→ **Assignment**
Without omitting anything, copy every entry word for word.

Provided records START

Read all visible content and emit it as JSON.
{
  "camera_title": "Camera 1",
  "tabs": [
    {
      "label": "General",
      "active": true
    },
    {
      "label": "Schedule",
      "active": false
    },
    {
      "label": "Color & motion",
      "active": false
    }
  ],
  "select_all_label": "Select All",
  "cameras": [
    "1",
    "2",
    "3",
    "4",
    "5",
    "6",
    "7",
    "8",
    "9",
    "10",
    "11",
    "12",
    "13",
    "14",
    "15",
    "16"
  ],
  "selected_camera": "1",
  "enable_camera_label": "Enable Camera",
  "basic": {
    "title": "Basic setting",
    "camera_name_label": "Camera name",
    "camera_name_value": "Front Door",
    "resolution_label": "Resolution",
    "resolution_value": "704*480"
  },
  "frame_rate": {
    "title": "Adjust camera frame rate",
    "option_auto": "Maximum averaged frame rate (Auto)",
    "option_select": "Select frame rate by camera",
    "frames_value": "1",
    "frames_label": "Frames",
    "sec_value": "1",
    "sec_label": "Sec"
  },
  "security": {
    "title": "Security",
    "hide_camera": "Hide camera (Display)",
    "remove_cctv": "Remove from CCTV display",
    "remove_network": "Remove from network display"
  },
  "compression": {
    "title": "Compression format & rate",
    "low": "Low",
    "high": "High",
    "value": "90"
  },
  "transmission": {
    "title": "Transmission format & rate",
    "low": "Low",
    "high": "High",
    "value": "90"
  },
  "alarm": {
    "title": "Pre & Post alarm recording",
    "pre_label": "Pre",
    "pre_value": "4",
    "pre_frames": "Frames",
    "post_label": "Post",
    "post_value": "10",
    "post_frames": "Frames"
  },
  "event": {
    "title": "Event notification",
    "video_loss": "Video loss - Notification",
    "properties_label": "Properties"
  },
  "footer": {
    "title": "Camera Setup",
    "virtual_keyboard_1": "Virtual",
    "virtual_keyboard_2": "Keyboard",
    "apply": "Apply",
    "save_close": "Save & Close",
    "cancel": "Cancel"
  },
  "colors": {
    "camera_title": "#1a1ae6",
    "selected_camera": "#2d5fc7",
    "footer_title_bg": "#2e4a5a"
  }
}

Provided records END

→ **Task answer**
Read all visible content and emit it as JSON.
{
  "camera_title": "Camera 1",
  "tabs": [
    {
      "label": "General",
      "active": true
    },
    {
      "label": "Schedule",
      "active": false
    },
    {
      "label": "Color & motion",
      "active": false
    }
  ],
  "select_all_label": "Select All",
  "cameras": [
    "1",
    "2",
    "3",
    "4",
    "5",
    "6",
    "7",
    "8",
    "9",
    "10",
    "11",
    "12",
    "13",
    "14",
    "15",
    "16"
  ],
  "selected_camera": "1",
  "enable_camera_label": "Enable Camera",
  "basic": {
    "title": "Basic setting",
    "camera_name_label": "Camera name",
    "camera_name_value": "Front Door",
    "resolution_label": "Resolution",
    "resolution_value": "704*480"
  },
  "frame_rate": {
    "title": "Adjust camera frame rate",
    "option_auto": "Maximum averaged frame rate (Auto)",
    "option_select": "Select frame rate by camera",
    "frames_value": "1",
    "frames_label": "Frames",
    "sec_value": "1",
    "sec_label": "Sec"
  },
  "security": {
    "title": "Security",
    "hide_camera": "Hide camera (Display)",
    "remove_cctv": "Remove from CCTV display",
    "remove_network": "Remove from network display"
  },
  "compression": {
    "title": "Compression format & rate",
    "low": "Low",
    "high": "High",
    "value": "90"
  },
  "transmission": {
    "title": "Transmission format & rate",
    "low": "Low",
    "high": "High",
    "value": "90"
  },
  "alarm": {
    "title": "Pre & Post alarm recording",
    "pre_label": "Pre",
    "pre_value": "4",
    "pre_frames": "Frames",
    "post_label": "Post",
    "post_value": "10",
    "post_frames": "Frames"
  },
  "event": {
    "title": "Event notification",
    "video_loss": "Video loss - Notification",
    "properties_label": "Properties"
  },
  "footer": {
    "title": "Camera Setup",
    "virtual_keyboard_1": "Virtual",
    "virtual_keyboard_2": "Keyboard",
    "apply": "Apply",
    "save_close": "Save & Close",
    "cancel": "Cancel"
  },
  "colors": {
    "camera_title": "#1a1ae6",
    "selected_camera": "#2d5fc7",
    "footer_title_bg": "#2e4a5a"
  }
}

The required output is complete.